Which browser do you use on your Mac, iPhone, or iPad? Most of Apple’s customers use Safari, and with more than a billion customers that means the app remains among the most popular on the internet.
What else do you use? The single most popular web browser on any platform except iOS and macOS is Google’s Chrome. What makes it so popular? It’s free, fast, and has many options. Chrome is also the target for more malware than Safari, Firefox, or all other browsers combined.
If you use Chrome, beware. No other major browser is infected with malware more than Chrome. How so?
First, let me share a definition of malware.
Malware (a portmanteau for malicious software) is any software intentionally designed to cause damage to a computer, server, client, or computer network.
Allow me to add to that definition. Malware affects users to their detriment. You can put ads that track users on the list of malware.
Malware does the damage after it is implanted or introduced in some way into a target’s computer and can take the form of executable code, scripts, active content, and other software.
See? Advertiser trackers fall into that definition because trackers collect user data and then use that information against the very browser users who gave it up so they could use a free browser.
Chrome, I’m looking at you.
The code is described as computer viruses, worms, Trojan horses, ransomware, spyware, adware, and scareware, among other terms.
Advertising trackers. No browser has more built-in tracking capability than Chrome. How much? More on that in a moment.
Malware has a malicious intent, acting against the interest of the computer user.

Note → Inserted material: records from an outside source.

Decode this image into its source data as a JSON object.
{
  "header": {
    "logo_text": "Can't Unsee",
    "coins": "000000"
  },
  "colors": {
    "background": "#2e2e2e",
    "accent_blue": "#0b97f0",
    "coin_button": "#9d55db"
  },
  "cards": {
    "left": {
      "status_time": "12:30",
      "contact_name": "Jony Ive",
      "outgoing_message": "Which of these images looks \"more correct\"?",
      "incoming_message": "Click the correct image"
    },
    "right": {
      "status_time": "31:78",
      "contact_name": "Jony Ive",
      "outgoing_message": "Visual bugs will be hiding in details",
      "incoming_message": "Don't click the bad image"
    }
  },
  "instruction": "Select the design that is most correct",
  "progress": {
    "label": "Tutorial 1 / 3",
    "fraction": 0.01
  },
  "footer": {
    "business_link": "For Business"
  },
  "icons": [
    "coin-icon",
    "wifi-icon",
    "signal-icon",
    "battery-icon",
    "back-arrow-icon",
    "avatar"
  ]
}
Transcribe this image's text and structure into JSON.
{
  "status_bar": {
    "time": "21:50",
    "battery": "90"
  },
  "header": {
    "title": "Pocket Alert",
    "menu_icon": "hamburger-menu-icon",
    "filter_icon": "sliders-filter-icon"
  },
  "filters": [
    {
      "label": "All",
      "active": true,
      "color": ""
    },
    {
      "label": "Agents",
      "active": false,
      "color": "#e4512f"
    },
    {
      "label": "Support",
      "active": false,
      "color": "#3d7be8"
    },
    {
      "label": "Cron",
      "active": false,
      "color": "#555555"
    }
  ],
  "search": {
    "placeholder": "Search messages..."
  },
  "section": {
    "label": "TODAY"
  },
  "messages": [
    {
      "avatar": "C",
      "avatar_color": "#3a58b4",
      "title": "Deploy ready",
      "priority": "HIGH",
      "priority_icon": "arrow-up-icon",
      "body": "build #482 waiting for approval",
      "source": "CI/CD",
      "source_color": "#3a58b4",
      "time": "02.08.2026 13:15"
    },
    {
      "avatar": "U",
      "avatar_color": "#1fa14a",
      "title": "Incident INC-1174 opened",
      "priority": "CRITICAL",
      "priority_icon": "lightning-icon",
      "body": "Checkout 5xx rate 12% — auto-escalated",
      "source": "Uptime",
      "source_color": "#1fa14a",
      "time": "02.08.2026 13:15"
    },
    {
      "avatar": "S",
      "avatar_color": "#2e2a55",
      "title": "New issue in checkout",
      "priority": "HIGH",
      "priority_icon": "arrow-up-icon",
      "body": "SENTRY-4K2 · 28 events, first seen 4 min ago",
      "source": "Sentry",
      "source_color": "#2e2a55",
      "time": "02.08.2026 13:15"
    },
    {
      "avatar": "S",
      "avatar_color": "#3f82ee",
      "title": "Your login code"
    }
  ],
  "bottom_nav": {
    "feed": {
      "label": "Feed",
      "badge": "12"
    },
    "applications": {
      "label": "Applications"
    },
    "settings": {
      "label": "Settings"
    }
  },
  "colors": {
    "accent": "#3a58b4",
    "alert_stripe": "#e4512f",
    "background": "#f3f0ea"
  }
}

The key there is malicious intent. That means trackers from advertisers, but there are other components which make Chrome a choice to avoid.

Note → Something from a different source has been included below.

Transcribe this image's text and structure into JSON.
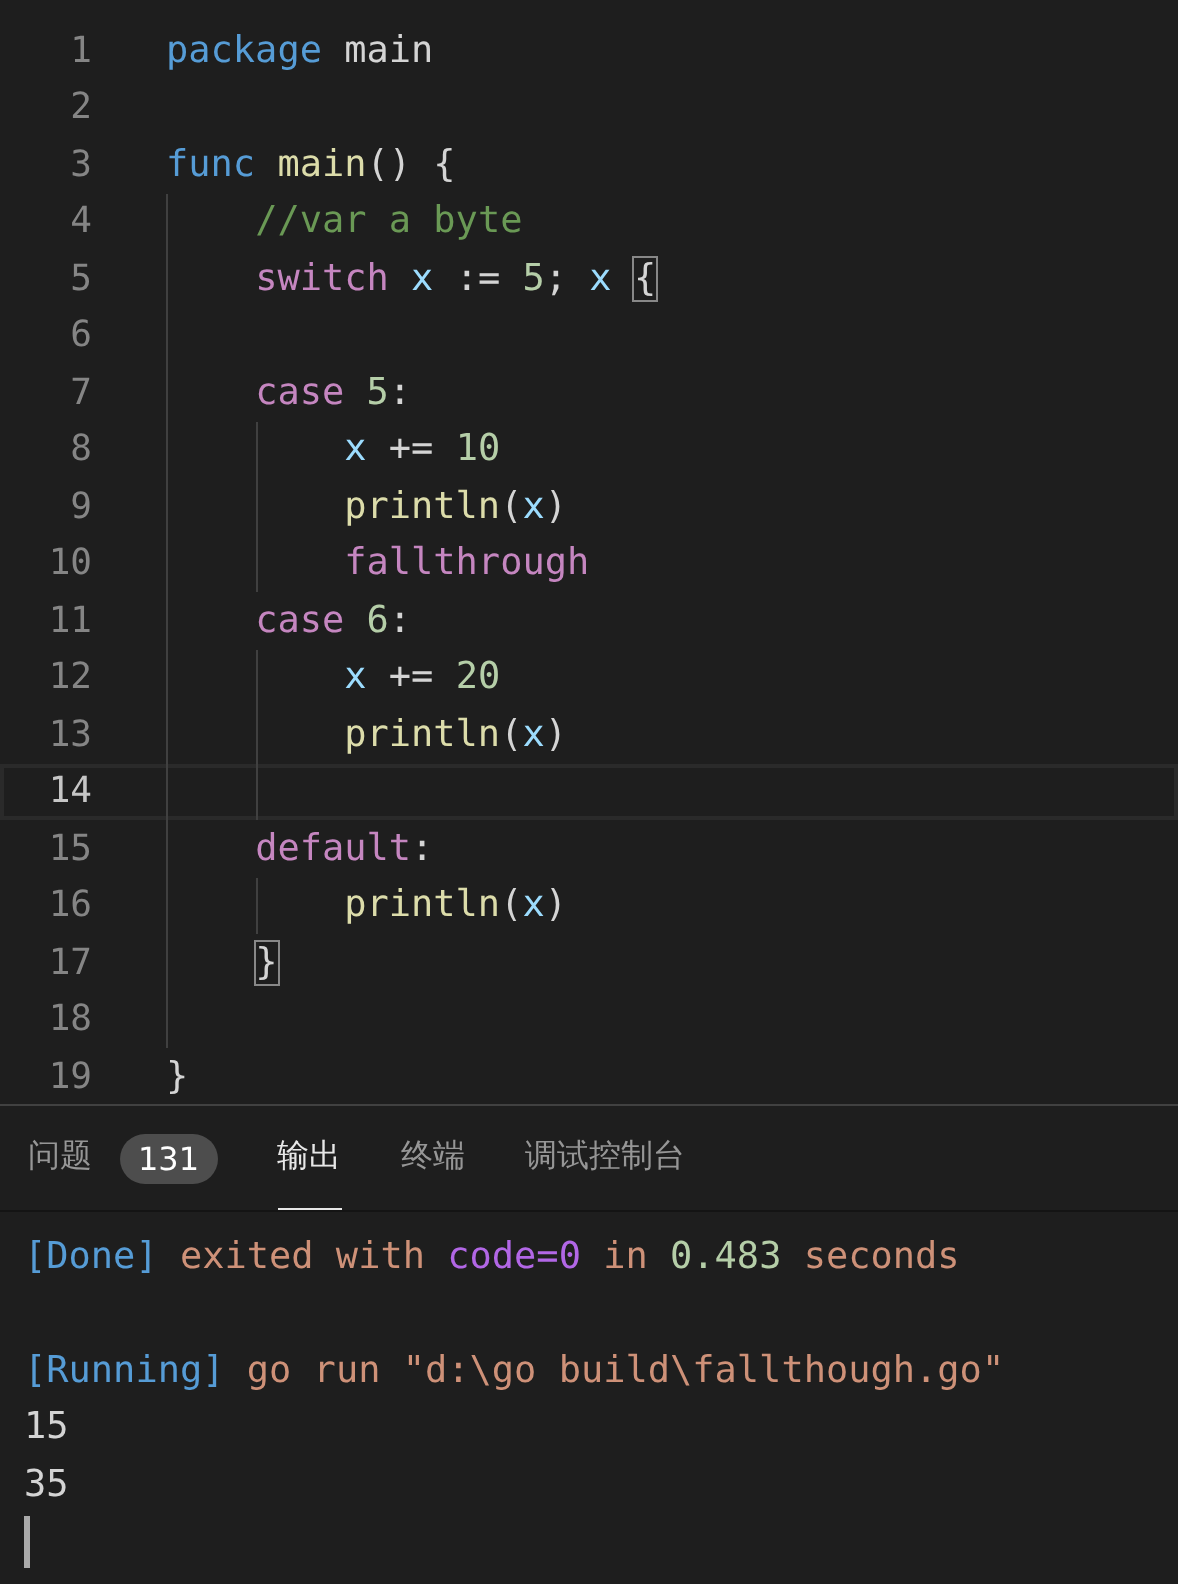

About a half a billion Apple iOS users (and counting) have been hit by session-hijacking cybercriminals bent on serving up malware.

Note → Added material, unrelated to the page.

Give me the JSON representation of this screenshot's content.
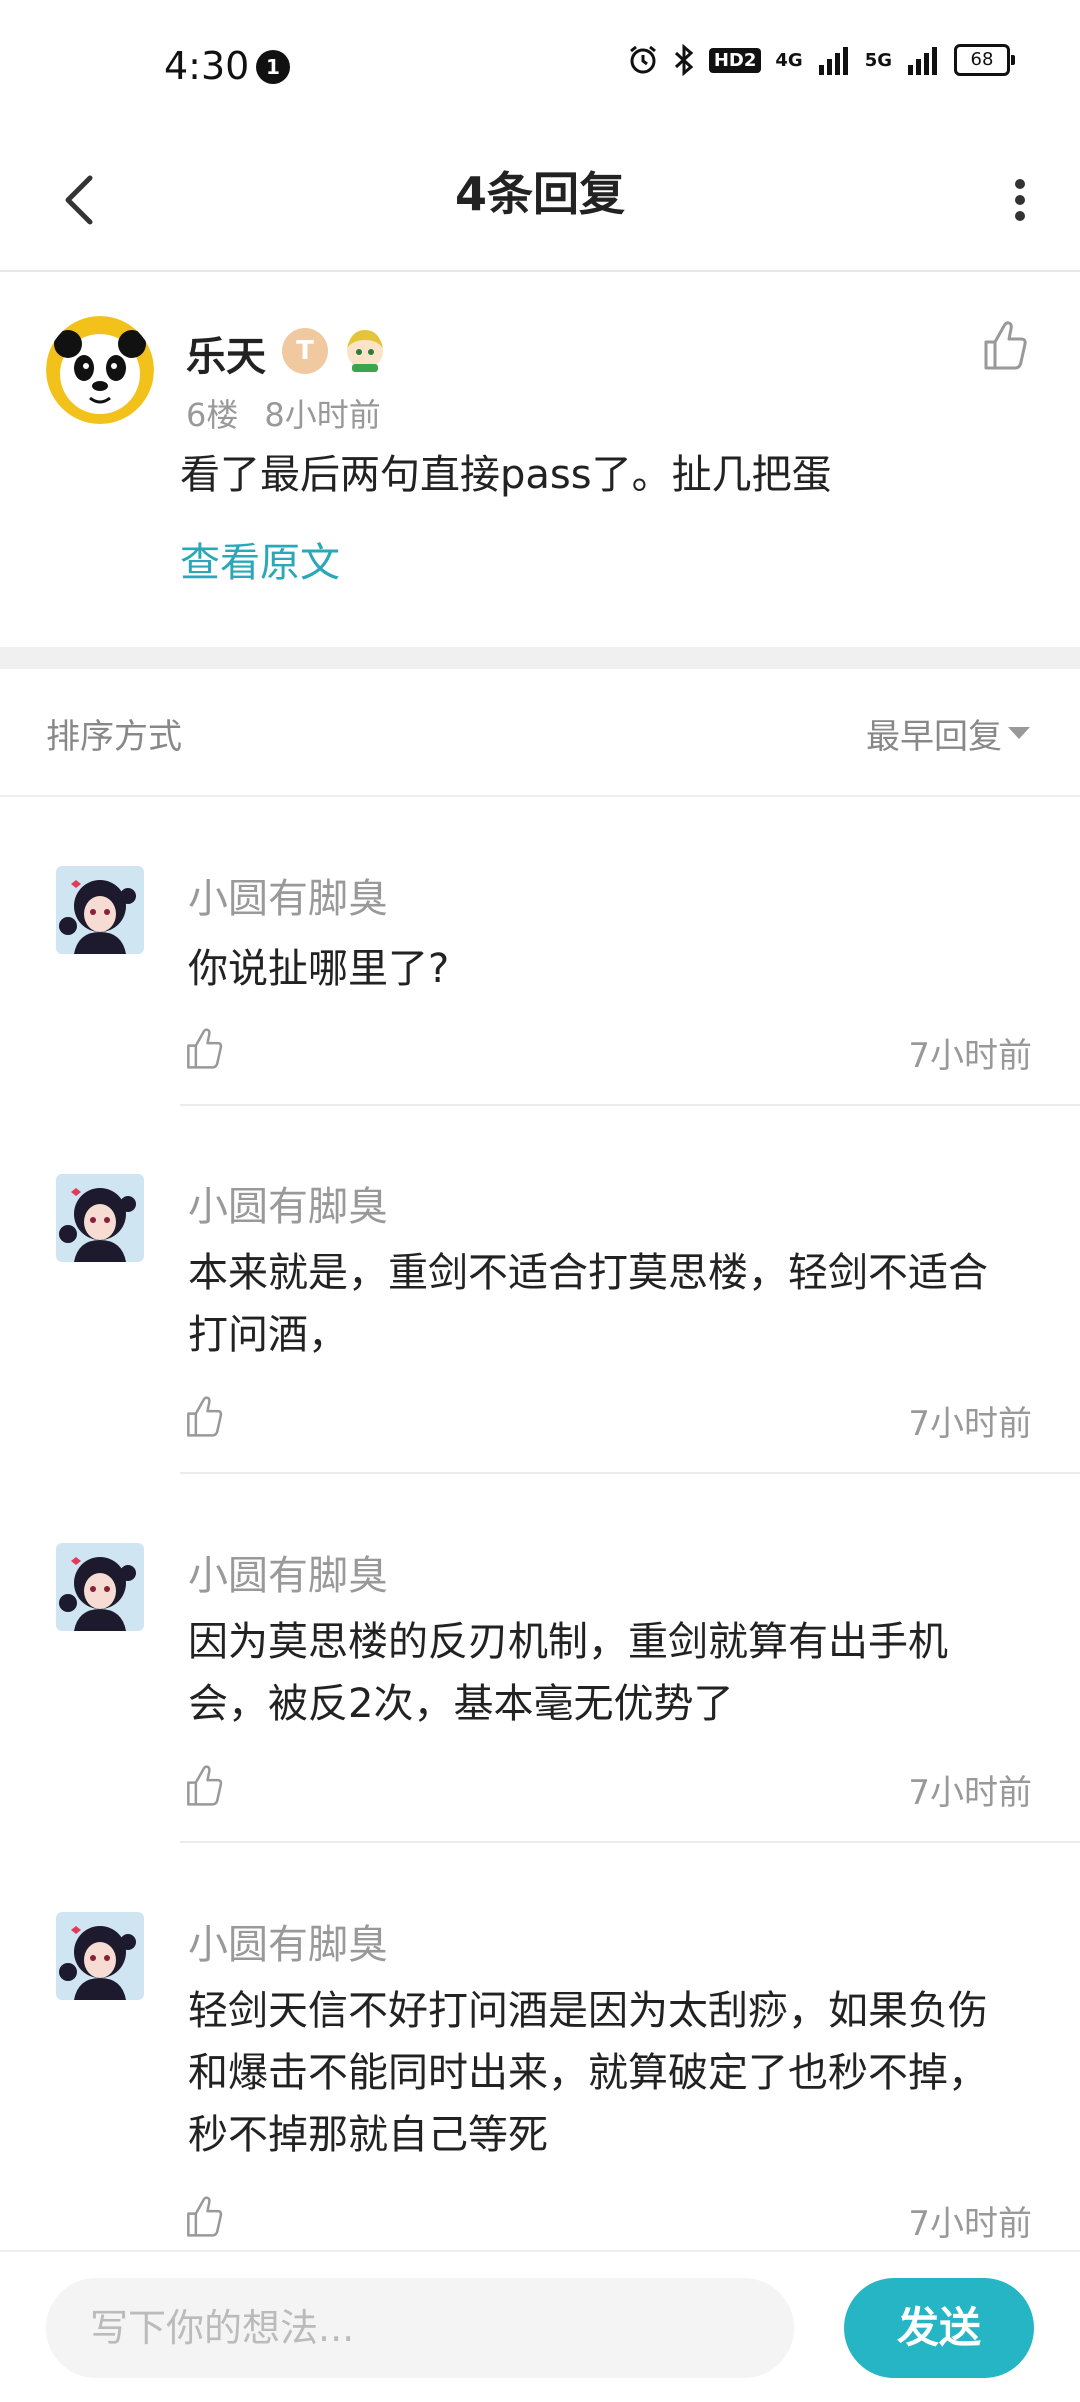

Wait! What? iPhones and iPads can be infected by malware? How?
They’re exploiting an unpatched flaw in the Chrome for iOS browser, to bypass sandboxing and hijack user sessions, targeting iPhone and iPad users.
Google’s Chrome browser.
How can such malware hijacking occur on supposedly safe iPhones and iPads?
Session hijacking occurs when a user is browsing a web page and is suddenly redirected to another site or landing page, or when a pop-up appears that one can’t exit out of. The pages look like ads from well-known brands; but in reality, if a user clicks on one of them, a payload is deployed.
Browse safely, my friends. Unfortunately, similar malware attacks have infected Safari on iOS, so, while it pays to use a browser that is safer than Chrome (Firefox, Brave, Vivaldi, et al), it pays more to be careful where you browse.